Rafting up with other boats: Tips and tricks
26th January 2022 Elena Manighetti
Rafting up with another boat is a fantastic way to enjoy being on the water with friends, without squeezing too many people onto one vessel. It’s safer and more comfortable for everyone. In this article, we explain how to do it properly and safely.
How to raft up with another boat in 8 steps
Rafting up isn’t rocket science, but, just like docking, if you don’t know what to do, you can easily mess it up.
Before you start, make sure to choose a good spot. It needs to be deep enough for everyone’s draft and far enough from shore and any underwater rocks. The boats will swing, so there should be enough space around them to pivot in all directions.
Let’s look at how to do it, step by step:
allow the biggest and heaviest boat to drop and set their anchor first
place fenders around your boat to protect the hull(s)
tie two lines to your cleats - one at the bow and one at the stern
approach the anchored boat very slowly and carefully from the stern
throw the lines to the other boater, so they can tie them off to their cleats
adjust the fenders’ positions so they protect both boats
add a spring line and any other lines necessary to keep the boats close
tighten up all lines as much as possible while trying to align the boats’ swim platforms.
If you need a refresher on how to anchor properly, check out this article.
To minimise swinging as much as possible, make sure the boats that raft up to the anchored boat alternate sides as they join it to keep weight distribution even.
Rafting up etiquette
As you know, when it comes to boating, there’s always an etiquette to be followed. Stick to these simple tips to make sure you’re not disturbing anyone:
don’t run your engine or generator while rafted up - charge your batteries beforehand
if you want to raft up to a boater you don’t know, ask for permission
don’t play your music too loud
if there are kids nearby, use appropriate language.
Do you know how to behave at a dock? Check out our boating etiquette guide.
How to leave
Once you’ve socialised enough with other boaters, leave in roughly the opposite order in which you arrived - the outer boats should leave first. When it’s your turn:
do a 360-degree visual check
start the engine
untie the lines
slowly motor forward and retrieve your anchor (if you have to)
watch out for swimmers in all directions as you leave.
Rafting up safety tips
Rafting up isn’t particularly dangerous, but getting some things wrong can lead to injury or boat damage.
Here are our top tips to make your experience as safe and relaxing as possible:
don’t raft up with boats of a very different size to yours - they won’t line up well

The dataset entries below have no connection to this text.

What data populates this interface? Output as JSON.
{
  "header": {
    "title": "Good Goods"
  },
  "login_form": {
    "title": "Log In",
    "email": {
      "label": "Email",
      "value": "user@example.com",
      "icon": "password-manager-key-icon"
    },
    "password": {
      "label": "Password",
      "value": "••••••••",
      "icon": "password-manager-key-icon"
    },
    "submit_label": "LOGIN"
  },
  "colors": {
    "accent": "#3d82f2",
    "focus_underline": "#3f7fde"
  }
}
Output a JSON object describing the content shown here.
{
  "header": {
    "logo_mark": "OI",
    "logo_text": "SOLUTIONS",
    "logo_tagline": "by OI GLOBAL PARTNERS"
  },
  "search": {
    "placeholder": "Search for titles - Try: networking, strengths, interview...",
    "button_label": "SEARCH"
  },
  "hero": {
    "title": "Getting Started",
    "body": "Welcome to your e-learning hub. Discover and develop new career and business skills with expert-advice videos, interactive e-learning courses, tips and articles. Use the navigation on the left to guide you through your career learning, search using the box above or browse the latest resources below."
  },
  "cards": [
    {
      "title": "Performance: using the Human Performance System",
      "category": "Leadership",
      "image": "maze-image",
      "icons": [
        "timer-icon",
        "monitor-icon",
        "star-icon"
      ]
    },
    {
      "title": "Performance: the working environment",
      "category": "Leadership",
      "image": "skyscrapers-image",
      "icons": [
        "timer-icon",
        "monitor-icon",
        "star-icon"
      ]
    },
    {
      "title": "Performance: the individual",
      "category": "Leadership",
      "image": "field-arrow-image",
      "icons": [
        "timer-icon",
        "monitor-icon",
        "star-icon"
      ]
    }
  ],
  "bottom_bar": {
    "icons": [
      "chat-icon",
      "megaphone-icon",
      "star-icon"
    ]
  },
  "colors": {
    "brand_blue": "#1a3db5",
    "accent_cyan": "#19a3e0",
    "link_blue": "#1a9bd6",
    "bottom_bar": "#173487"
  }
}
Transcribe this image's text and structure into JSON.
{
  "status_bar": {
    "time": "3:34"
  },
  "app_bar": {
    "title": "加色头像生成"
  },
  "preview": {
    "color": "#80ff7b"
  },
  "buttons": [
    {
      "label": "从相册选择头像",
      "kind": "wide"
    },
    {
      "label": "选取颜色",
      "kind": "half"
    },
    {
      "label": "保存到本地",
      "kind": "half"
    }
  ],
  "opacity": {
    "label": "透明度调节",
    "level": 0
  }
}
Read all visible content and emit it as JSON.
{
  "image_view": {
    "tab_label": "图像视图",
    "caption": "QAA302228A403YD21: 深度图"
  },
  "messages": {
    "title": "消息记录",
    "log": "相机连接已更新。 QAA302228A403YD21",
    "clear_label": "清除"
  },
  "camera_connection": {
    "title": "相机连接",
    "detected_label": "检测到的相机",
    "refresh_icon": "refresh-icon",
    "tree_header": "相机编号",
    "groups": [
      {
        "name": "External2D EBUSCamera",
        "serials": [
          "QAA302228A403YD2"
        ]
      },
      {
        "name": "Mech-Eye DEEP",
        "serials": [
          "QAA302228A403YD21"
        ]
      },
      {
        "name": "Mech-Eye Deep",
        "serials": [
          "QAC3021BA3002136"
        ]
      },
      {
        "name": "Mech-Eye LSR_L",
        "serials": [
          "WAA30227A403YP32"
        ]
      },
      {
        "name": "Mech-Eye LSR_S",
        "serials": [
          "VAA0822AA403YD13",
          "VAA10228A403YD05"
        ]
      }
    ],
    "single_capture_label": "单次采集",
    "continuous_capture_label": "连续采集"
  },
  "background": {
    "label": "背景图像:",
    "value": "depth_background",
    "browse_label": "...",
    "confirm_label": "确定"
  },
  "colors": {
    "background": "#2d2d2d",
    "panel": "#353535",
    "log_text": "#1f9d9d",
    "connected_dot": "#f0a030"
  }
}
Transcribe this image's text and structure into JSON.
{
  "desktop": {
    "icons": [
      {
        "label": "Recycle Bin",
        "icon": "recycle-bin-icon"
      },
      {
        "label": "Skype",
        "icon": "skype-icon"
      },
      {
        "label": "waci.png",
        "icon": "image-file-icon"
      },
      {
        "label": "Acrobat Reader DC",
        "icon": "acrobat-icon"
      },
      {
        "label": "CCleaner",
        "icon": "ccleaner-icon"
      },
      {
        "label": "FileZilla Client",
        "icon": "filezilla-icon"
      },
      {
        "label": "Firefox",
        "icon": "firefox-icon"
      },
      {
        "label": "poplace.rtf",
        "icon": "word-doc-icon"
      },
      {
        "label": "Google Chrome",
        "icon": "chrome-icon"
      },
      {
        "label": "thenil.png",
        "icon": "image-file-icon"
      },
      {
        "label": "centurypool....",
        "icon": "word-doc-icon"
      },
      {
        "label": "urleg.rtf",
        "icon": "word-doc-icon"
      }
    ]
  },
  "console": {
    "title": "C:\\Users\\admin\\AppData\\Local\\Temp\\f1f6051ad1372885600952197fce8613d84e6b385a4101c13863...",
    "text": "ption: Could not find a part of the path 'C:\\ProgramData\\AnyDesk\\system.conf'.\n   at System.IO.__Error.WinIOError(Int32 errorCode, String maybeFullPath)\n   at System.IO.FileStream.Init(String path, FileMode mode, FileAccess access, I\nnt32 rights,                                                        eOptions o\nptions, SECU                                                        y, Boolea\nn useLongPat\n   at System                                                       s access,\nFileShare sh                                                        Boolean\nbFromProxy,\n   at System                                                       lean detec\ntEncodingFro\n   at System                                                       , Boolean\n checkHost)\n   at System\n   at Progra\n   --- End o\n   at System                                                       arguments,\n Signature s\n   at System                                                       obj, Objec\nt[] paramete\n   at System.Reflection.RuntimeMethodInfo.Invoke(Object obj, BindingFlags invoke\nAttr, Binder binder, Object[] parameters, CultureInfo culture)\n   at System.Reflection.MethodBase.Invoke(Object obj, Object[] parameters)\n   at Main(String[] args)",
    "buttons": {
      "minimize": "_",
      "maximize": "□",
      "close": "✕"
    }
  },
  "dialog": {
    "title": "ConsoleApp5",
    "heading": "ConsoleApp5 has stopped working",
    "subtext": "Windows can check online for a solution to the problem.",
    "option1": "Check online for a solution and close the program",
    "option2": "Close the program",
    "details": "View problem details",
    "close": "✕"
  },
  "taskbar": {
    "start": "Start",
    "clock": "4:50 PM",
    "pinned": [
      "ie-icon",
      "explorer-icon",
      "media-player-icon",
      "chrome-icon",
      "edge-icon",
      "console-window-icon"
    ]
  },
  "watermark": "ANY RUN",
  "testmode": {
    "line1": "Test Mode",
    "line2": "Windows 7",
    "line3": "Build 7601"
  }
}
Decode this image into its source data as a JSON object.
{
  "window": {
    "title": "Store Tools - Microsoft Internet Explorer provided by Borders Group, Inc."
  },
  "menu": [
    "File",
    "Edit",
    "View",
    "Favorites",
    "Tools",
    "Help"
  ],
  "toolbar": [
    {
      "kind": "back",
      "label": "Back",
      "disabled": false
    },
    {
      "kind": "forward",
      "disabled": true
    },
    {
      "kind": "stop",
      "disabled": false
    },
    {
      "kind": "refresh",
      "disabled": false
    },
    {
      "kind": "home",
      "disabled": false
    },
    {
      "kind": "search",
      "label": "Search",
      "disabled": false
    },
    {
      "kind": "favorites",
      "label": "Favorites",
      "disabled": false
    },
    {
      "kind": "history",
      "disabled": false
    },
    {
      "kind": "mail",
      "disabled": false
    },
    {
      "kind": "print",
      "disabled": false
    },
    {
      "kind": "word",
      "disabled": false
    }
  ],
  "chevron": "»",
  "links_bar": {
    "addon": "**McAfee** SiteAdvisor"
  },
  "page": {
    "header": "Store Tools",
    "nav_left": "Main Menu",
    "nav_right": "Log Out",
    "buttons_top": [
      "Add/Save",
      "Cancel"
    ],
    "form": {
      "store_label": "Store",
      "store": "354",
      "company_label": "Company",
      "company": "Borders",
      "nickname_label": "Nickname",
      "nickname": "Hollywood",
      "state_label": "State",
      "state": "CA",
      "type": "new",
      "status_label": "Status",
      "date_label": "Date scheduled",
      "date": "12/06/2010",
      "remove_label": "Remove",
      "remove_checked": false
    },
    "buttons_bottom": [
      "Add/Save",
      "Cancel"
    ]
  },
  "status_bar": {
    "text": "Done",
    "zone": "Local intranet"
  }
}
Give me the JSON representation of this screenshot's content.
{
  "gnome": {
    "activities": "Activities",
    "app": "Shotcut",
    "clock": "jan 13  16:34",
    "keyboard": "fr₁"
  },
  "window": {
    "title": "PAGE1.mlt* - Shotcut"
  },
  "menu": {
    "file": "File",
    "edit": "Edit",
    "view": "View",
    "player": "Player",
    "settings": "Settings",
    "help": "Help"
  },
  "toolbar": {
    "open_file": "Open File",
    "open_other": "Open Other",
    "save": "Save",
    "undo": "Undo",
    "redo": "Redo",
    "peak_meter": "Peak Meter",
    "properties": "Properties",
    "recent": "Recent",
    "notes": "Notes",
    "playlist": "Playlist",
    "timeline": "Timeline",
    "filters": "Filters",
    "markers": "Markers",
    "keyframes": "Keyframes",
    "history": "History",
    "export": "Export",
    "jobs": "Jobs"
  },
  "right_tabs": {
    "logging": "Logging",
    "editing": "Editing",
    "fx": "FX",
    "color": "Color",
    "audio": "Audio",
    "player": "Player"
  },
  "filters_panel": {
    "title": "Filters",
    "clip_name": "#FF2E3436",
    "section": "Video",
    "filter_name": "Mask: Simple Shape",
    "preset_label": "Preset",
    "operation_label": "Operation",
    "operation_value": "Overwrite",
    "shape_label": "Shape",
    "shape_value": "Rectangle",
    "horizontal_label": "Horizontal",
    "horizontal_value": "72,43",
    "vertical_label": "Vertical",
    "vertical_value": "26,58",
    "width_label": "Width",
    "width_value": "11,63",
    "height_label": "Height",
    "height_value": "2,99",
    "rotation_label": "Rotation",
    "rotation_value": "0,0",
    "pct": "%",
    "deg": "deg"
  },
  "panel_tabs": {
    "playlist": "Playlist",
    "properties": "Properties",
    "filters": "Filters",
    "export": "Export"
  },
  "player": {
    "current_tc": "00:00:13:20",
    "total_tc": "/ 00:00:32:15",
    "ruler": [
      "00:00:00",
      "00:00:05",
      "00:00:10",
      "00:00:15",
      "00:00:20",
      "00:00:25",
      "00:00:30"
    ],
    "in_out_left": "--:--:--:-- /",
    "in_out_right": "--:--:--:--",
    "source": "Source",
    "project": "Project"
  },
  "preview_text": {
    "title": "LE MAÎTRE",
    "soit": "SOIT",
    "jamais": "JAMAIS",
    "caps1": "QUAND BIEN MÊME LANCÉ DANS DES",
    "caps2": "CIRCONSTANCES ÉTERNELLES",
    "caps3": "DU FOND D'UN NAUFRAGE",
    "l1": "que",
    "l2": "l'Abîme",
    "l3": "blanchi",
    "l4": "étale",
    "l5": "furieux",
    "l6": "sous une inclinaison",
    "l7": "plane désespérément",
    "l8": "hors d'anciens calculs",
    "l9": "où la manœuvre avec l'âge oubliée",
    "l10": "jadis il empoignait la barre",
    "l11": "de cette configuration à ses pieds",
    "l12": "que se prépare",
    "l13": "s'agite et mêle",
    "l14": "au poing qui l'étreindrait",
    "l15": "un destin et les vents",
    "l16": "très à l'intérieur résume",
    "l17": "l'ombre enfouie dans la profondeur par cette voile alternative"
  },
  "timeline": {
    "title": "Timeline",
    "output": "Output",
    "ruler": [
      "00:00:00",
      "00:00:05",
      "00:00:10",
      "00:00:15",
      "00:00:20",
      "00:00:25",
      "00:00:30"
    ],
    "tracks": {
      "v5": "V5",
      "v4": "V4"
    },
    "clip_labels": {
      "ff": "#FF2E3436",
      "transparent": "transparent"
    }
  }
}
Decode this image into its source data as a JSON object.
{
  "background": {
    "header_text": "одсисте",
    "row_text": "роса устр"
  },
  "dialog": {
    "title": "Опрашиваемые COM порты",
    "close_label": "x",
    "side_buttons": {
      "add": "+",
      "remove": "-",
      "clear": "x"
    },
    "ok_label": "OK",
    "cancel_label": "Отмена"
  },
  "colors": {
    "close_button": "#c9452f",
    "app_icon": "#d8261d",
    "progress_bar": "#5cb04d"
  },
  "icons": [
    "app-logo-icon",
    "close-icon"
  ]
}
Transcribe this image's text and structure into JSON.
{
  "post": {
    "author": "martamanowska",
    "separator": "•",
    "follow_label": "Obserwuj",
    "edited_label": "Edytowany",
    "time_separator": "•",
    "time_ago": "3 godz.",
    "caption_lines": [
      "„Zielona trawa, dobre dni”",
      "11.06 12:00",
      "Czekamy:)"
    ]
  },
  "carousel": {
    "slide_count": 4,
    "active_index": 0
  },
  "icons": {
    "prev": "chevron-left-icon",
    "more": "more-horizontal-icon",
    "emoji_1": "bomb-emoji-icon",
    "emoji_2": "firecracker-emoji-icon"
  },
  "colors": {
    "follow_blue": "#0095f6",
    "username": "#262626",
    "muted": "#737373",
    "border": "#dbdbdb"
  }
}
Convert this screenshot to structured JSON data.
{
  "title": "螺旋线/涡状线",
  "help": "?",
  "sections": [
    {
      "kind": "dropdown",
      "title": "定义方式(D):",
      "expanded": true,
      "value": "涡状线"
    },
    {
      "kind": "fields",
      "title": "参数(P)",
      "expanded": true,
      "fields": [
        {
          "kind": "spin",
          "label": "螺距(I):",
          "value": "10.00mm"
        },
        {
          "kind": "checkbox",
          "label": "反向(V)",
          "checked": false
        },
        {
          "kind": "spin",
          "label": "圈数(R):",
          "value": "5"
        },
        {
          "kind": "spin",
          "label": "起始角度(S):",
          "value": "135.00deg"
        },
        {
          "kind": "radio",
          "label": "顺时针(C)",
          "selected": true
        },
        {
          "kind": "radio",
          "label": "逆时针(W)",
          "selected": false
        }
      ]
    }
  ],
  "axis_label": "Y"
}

raft up with only a handful of boats (think of weight on the anchor and the swinging circle)
don’t raft up in areas where there are large wakes
if helping a boat to raft up, pass the line through a cleat before pulling on it
make sure everyone keeps their feet and hands on board their boat while rafting up
always use cleats to tie the lines to, not handrails or other gear
keep the lines as taught as possible, so the vessels roll, rise, and fall together
never place hands, feet, or legs between the rafted up boats
try to line up swim platforms, so people can walk from boat to boat on them
make sure your carbon monoxide alarm is on and watch out for exhaust buildup
keep a stern anchor ready for an emergency
always keep an eye out for swimmers when going past rafted up boats.
Ready to go raft up with other boats? It’s a super fun activity to do - the perfect relaxed ending to a fun day out on the water. If you do it right, you can just chill out and chat with your friends, without worrying about the boats.
Download the Deckee app from the App Store or Google Play for free before your next boating trip. On the app, you can find your heading, measure distances, check the marine weather forecast, track your trips, and look up points of interest and markers on the map.